People often get confused as to the correct way of spelling whisky, or should it be whiskey?

The term 'whisky' is actually derived from the Gaelic word usquebaugh, which is itself taken from the Scottish Gaelic uisge beatha, or the Irish Gaelic spelling of uisce beatha. The word uisce comes from the Old Irish for 'water' and beatha from bethad, meaning 'of life'. Over the years, etymologists have linked whisky with a considerable number of spirits in the quest for the elusive elixir of life.

So what is the The elixir of life and what has it got to do with whisky?

The elixir of life, which is also known as the elixir of immortality, is a legendary or mythical potion, or drink, that is supposed to grant the drinker eternal life and possibly eternal youth. Many practitioners of alchemy pursued it. The elixir of life was also said to be able to create life. Some view whisky as such a pure and wonderfully pure creation that they have claimed it has elixir properties. Certainly in the Highlands of Scotland and in many parts of Ireland, many a hopefull fisherman has poured a libation of whisky into the trout or salmon stream prior to casting a line.

The distillation of whisky is often attributed, to the Arabs, who actually invented pure distillation during the 8th century. There has been distillation on the Indian subcontinent since about 500 BC, but the Arab and Persian chemists advanced it using a number of apparatus and techniques similar to those still in use today. The term alcohol can be credited directly to them, and first appeared in English in the 16th century. It was from the medical Latin and before that the Arabic al-kuhl, 'al' being the definitive article ('the') and 'kohl' being a powdered form of eyeliner, originally used as a preventative measure against what caused eye ailments. It was produced by drying sandalwood paste, of the juice of Indian devilwood, which is dried and left to burn over a lamp.

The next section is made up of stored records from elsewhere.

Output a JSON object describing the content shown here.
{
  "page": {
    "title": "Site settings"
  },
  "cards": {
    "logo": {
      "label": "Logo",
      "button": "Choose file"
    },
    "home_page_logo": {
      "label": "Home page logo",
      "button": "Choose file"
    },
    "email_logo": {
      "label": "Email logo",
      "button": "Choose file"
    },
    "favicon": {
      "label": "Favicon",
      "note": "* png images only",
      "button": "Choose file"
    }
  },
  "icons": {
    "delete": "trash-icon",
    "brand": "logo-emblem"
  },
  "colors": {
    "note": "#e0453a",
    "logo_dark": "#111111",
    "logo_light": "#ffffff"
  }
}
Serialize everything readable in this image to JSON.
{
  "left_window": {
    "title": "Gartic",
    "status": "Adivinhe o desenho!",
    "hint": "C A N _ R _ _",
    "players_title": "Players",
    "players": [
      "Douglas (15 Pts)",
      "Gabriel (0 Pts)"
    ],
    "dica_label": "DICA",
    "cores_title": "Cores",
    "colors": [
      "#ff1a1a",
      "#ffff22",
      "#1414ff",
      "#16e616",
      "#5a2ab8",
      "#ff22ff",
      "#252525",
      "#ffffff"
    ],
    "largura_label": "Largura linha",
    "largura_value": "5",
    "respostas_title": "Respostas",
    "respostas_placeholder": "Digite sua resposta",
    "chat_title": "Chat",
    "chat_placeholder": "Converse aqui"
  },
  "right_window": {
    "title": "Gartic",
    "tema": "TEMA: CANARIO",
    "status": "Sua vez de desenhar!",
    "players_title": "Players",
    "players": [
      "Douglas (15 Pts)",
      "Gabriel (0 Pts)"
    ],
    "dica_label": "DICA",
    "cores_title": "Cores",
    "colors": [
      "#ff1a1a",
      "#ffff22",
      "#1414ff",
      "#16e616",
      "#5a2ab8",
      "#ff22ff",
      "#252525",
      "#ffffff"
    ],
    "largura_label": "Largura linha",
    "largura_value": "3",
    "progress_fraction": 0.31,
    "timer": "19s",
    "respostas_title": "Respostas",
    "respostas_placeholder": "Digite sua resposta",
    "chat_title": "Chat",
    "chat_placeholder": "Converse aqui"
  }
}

Etymologists believe Kuhl dates back even further, from 'kahala', which means to stain or paint.

The modern definition for alcohol was first given in 1753 as the 'intoxicating ingredient in strong liquor'. Once again, the whisky along with many other spirited drinks became known as the elixir of life or aqua vitae as a way of describing the liquid as the water of life.

The first official documentation of Gaelic whisky was at about 1405 in the lost Irish chronicle, the Irish Annals of Clonmacnoise. In the chronicle there is a written record of the death of the chieftain, at Christmas time, after "taking a excess of aqua vitae". Scotland has its first record of this water of life in 1494 in the form of an entry in the Exchequer Rolls where the malt was sent to "Friar John Cor, by order of the king, to make aqua vitae". Usquebaurgh became whisky during the 12th Century, during an invasion of Ireland when King Henry II's soldiers corrupted the term.

The spelling of whisky, or whiskey, differs depending on where you are. As a general rule, the Americans and Irish prefer to use the spelling 'whiskey' and the Scottish, Canadians and the rest of the world's single malt makers tend to prefer 'whisky'. This appears to be the case since the 19th century. In 1870, Scotch whisky was generally considered to be of very low quality, much of it being distilled poorly in Coffey stills. Coffey stills were also called a continuous still, column still or patent still, were a variety of still consisting of two columns named after the Irish distiller Aeneas Coffey. The Irish distillers wanted to differentiate their product from the poor quality Scotch whisky when the exported their product to America, so they added the 'e' to make the distinction obvious. Scotch whisky today is one of the world's favourite spirits, but the spelling still differs from the Irish. In fact the Americans still spell their whiskey with an 'e', though legally it is spelt 'whisky'. There are some distillers that prefer to use the Scottish spelling of 'whisky', although this can easily be attributed to their Scottish ancestry.

Tak a wee dram afore ye go